[Supplied material]
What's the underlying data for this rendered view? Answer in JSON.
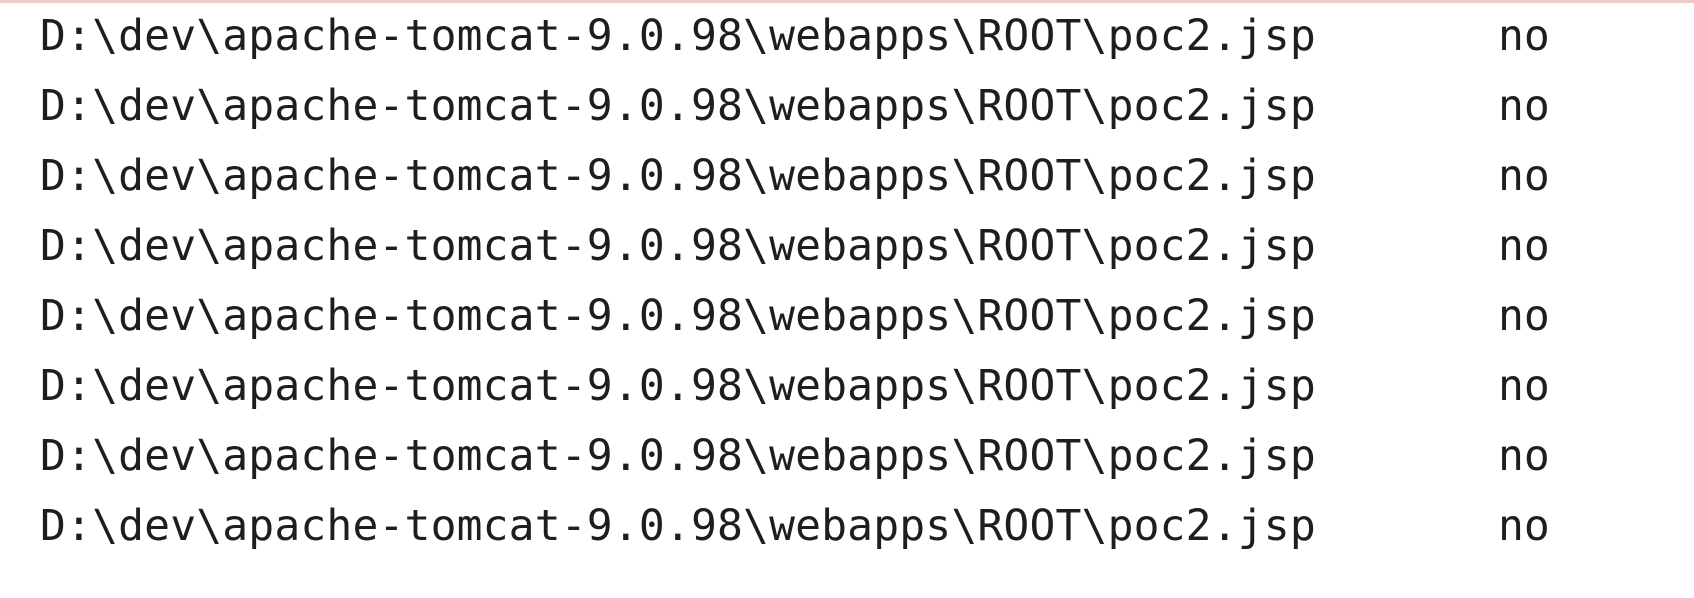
{
  "log_rows": [
    {
      "path": "D:\\dev\\apache-tomcat-9.0.98\\webapps\\ROOT\\poc2.jsp",
      "status": "no"
    },
    {
      "path": "D:\\dev\\apache-tomcat-9.0.98\\webapps\\ROOT\\poc2.jsp",
      "status": "no"
    },
    {
      "path": "D:\\dev\\apache-tomcat-9.0.98\\webapps\\ROOT\\poc2.jsp",
      "status": "no"
    },
    {
      "path": "D:\\dev\\apache-tomcat-9.0.98\\webapps\\ROOT\\poc2.jsp",
      "status": "no"
    },
    {
      "path": "D:\\dev\\apache-tomcat-9.0.98\\webapps\\ROOT\\poc2.jsp",
      "status": "no"
    },
    {
      "path": "D:\\dev\\apache-tomcat-9.0.98\\webapps\\ROOT\\poc2.jsp",
      "status": "no"
    },
    {
      "path": "D:\\dev\\apache-tomcat-9.0.98\\webapps\\ROOT\\poc2.jsp",
      "status": "no"
    },
    {
      "path": "D:\\dev\\apache-tomcat-9.0.98\\webapps\\ROOT\\poc2.jsp",
      "status": "no"
    }
  ],
  "colors": {
    "text": "#1e1e1e",
    "background": "#ffffff",
    "top_border": "#f4c8c8"
  }
}
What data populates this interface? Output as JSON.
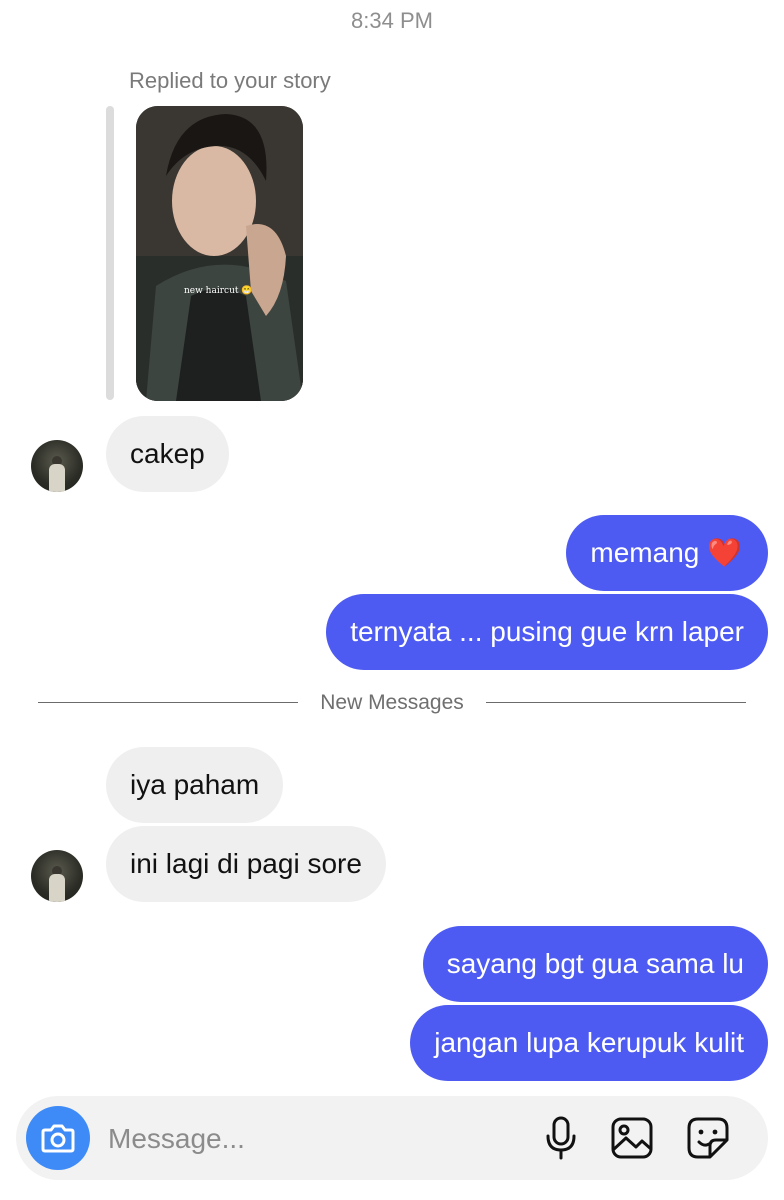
{
  "header": {
    "time": "8:34 PM"
  },
  "story_reply": {
    "label": "Replied to your story",
    "caption": "new haircut 😁"
  },
  "messages": [
    {
      "id": "m1",
      "direction": "incoming",
      "text": "cakep"
    },
    {
      "id": "m2",
      "direction": "outgoing",
      "text": "memang ❤️"
    },
    {
      "id": "m3",
      "direction": "outgoing",
      "text": "ternyata ... pusing gue krn laper"
    },
    {
      "id": "m4",
      "direction": "incoming",
      "text": "iya paham"
    },
    {
      "id": "m5",
      "direction": "incoming",
      "text": "ini lagi di pagi sore"
    },
    {
      "id": "m6",
      "direction": "outgoing",
      "text": "sayang bgt gua sama lu"
    },
    {
      "id": "m7",
      "direction": "outgoing",
      "text": "jangan lupa kerupuk kulit"
    }
  ],
  "divider": {
    "label": "New Messages"
  },
  "composer": {
    "placeholder": "Message...",
    "icons": [
      "camera-icon",
      "microphone-icon",
      "gallery-icon",
      "sticker-icon"
    ]
  },
  "colors": {
    "outgoing_bubble": "#4e5bf2",
    "incoming_bubble": "#efefef",
    "camera_button": "#3e8bf7"
  }
}
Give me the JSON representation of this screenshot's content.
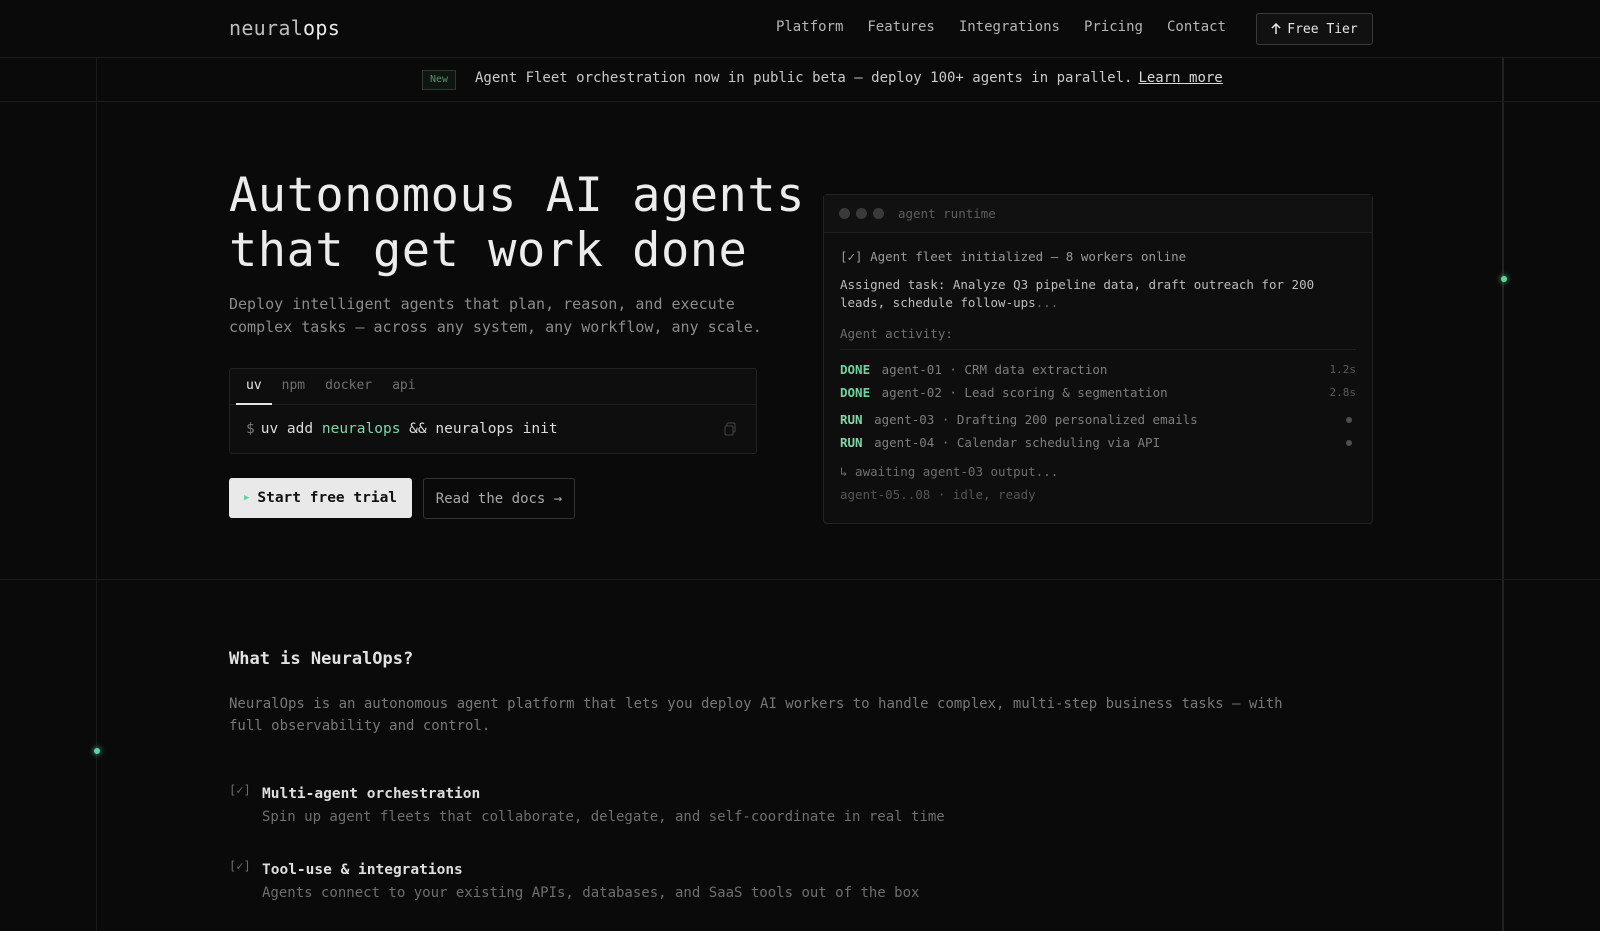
{
  "brand": {
    "logo_light": "neural",
    "logo_bold": "ops"
  },
  "nav": {
    "items": [
      "Platform",
      "Features",
      "Integrations",
      "Pricing",
      "Contact"
    ],
    "cta": "Free Tier",
    "cta_icon": "arrow-up-icon"
  },
  "banner": {
    "badge": "New",
    "text": "Agent Fleet orchestration now in public beta — deploy 100+ agents in parallel.",
    "link": "Learn more"
  },
  "hero": {
    "title_line1": "Autonomous AI agents",
    "title_line2": "that get work done",
    "subtitle": "Deploy intelligent agents that plan, reason, and execute complex tasks — across any system, any workflow, any scale.",
    "install": {
      "tabs": [
        "uv",
        "npm",
        "docker",
        "api"
      ],
      "active_tab": "uv",
      "prompt": "$",
      "cmd_pre": "uv add",
      "cmd_pkg": "neuralops",
      "cmd_post": "&& neuralops init"
    },
    "primary_button": "Start free trial",
    "secondary_button": "Read the docs →"
  },
  "terminal": {
    "title": "agent runtime",
    "init_line": "[✓] Agent fleet initialized — 8 workers online",
    "task": "Assigned task: Analyze Q3 pipeline data, draft outreach for 200 leads, schedule follow-ups",
    "task_ellipsis": "...",
    "activity_label": "Agent activity:",
    "rows": [
      {
        "status": "DONE",
        "text": "agent-01 · CRM data extraction",
        "time": "1.2s"
      },
      {
        "status": "DONE",
        "text": "agent-02 · Lead scoring & segmentation",
        "time": "2.8s"
      },
      {
        "status": "RUN",
        "text": "agent-03 · Drafting 200 personalized emails",
        "time": ""
      },
      {
        "status": "RUN",
        "text": "agent-04 · Calendar scheduling via API",
        "time": ""
      }
    ],
    "waiting": "↳ awaiting agent-03 output...",
    "idle": "agent-05..08 · idle, ready"
  },
  "about": {
    "title": "What is NeuralOps?",
    "description": "NeuralOps is an autonomous agent platform that lets you deploy AI workers to handle complex, multi-step business tasks — with full observability and control.",
    "features": [
      {
        "check": "[✓]",
        "title": "Multi-agent orchestration",
        "desc": "Spin up agent fleets that collaborate, delegate, and self-coordinate in real time"
      },
      {
        "check": "[✓]",
        "title": "Tool-use & integrations",
        "desc": "Agents connect to your existing APIs, databases, and SaaS tools out of the box"
      }
    ]
  },
  "colors": {
    "accent": "#5fd3a0",
    "background": "#0a0a0a"
  }
}
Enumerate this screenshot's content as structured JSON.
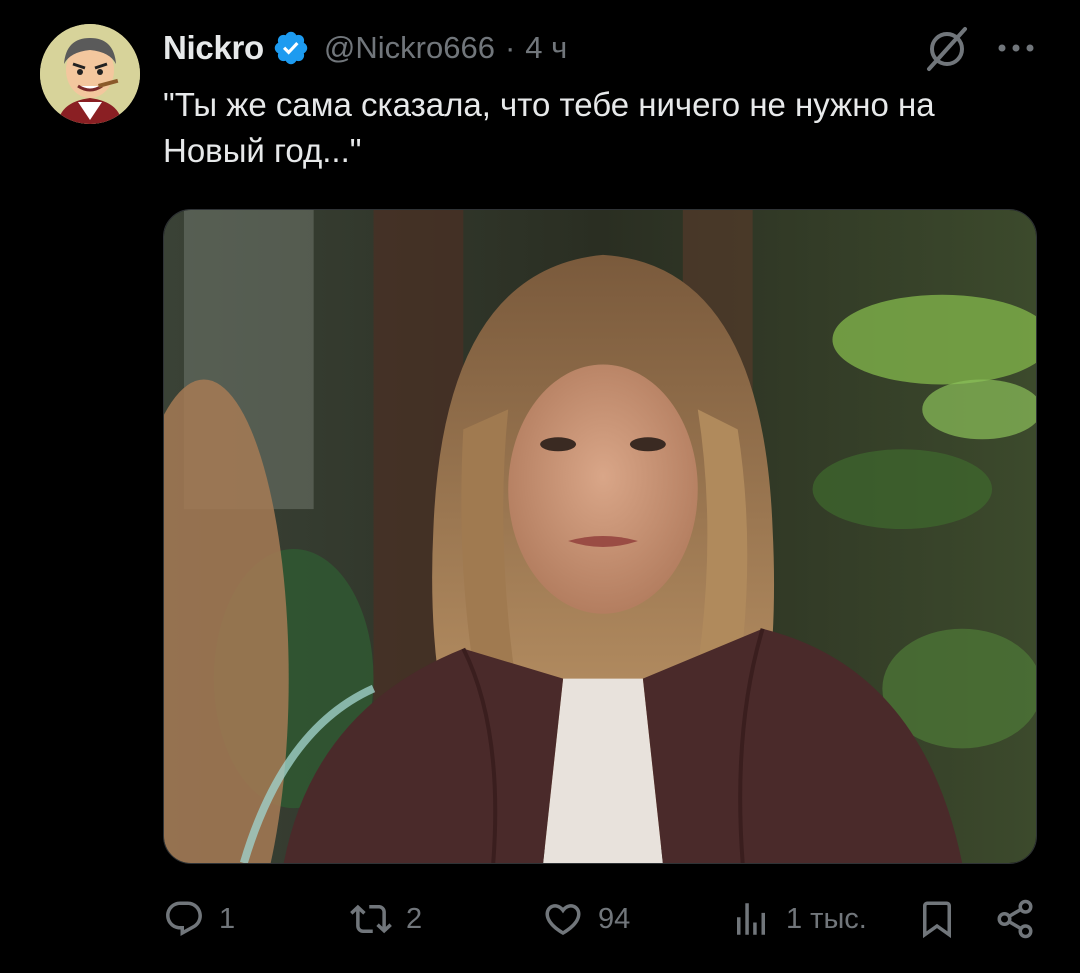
{
  "tweet": {
    "author": {
      "display_name": "Nickro",
      "handle": "@Nickro666",
      "verified": true
    },
    "separator": "·",
    "time": "4 ч",
    "text": "\"Ты же сама сказала, что тебе ничего не нужно на Новый год...\""
  },
  "actions": {
    "replies": "1",
    "reposts": "2",
    "likes": "94",
    "views": "1 тыс."
  },
  "colors": {
    "background": "#000000",
    "text": "#e7e9ea",
    "muted": "#71767b",
    "verified": "#1d9bf0"
  },
  "icons": [
    "verified-badge-icon",
    "grok-icon",
    "more-icon",
    "reply-icon",
    "retweet-icon",
    "like-icon",
    "views-icon",
    "bookmark-icon",
    "share-icon"
  ]
}
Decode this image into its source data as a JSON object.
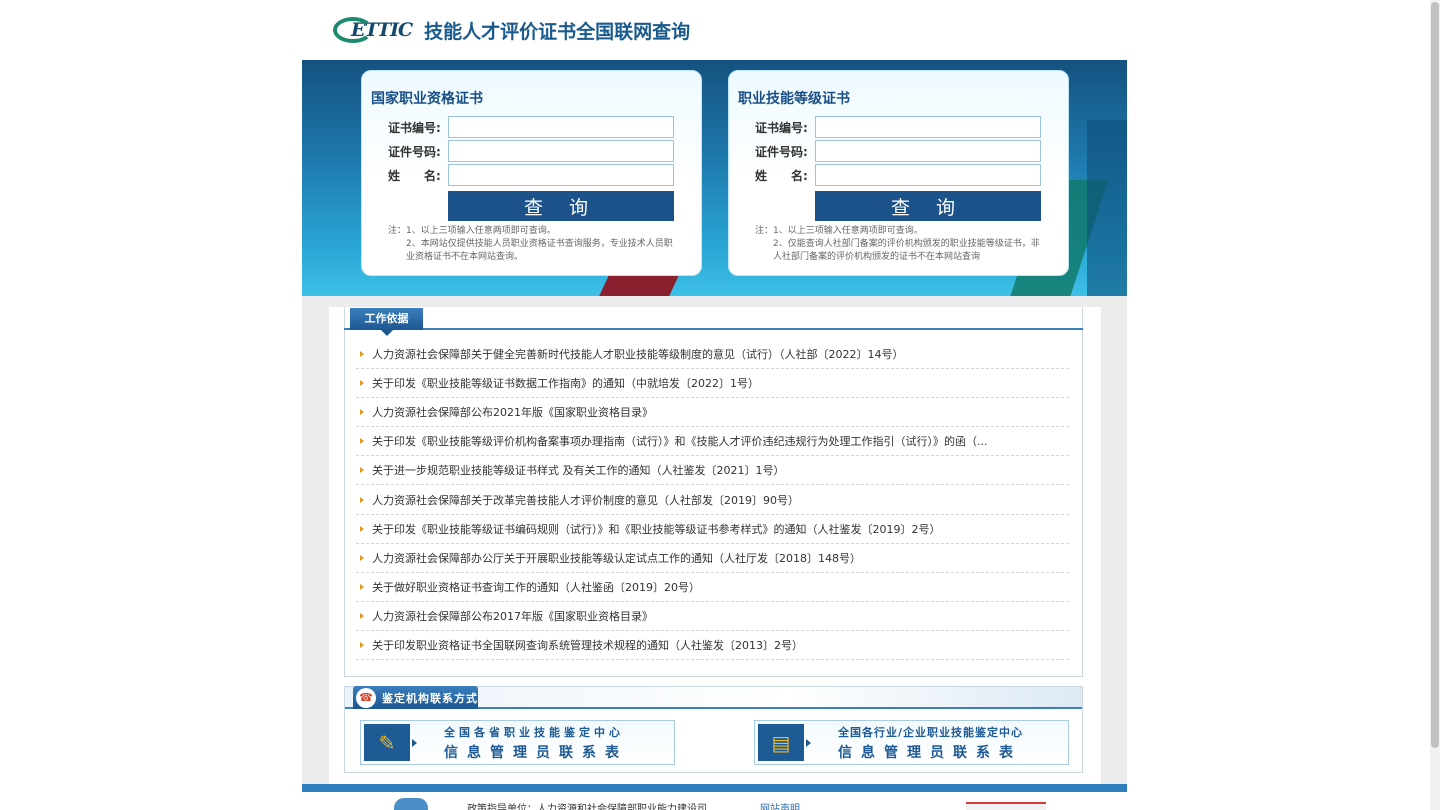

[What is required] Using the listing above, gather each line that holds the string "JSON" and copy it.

[Answer to this problem]
What's the underlying data for this rendered view? Answer in JSON.
What data populates this interface? Output as JSON.
Give me the JSON representation of this screenshot's content.
Enumerate this screenshot's content as structured JSON.
Decode this image into its source data as a JSON object.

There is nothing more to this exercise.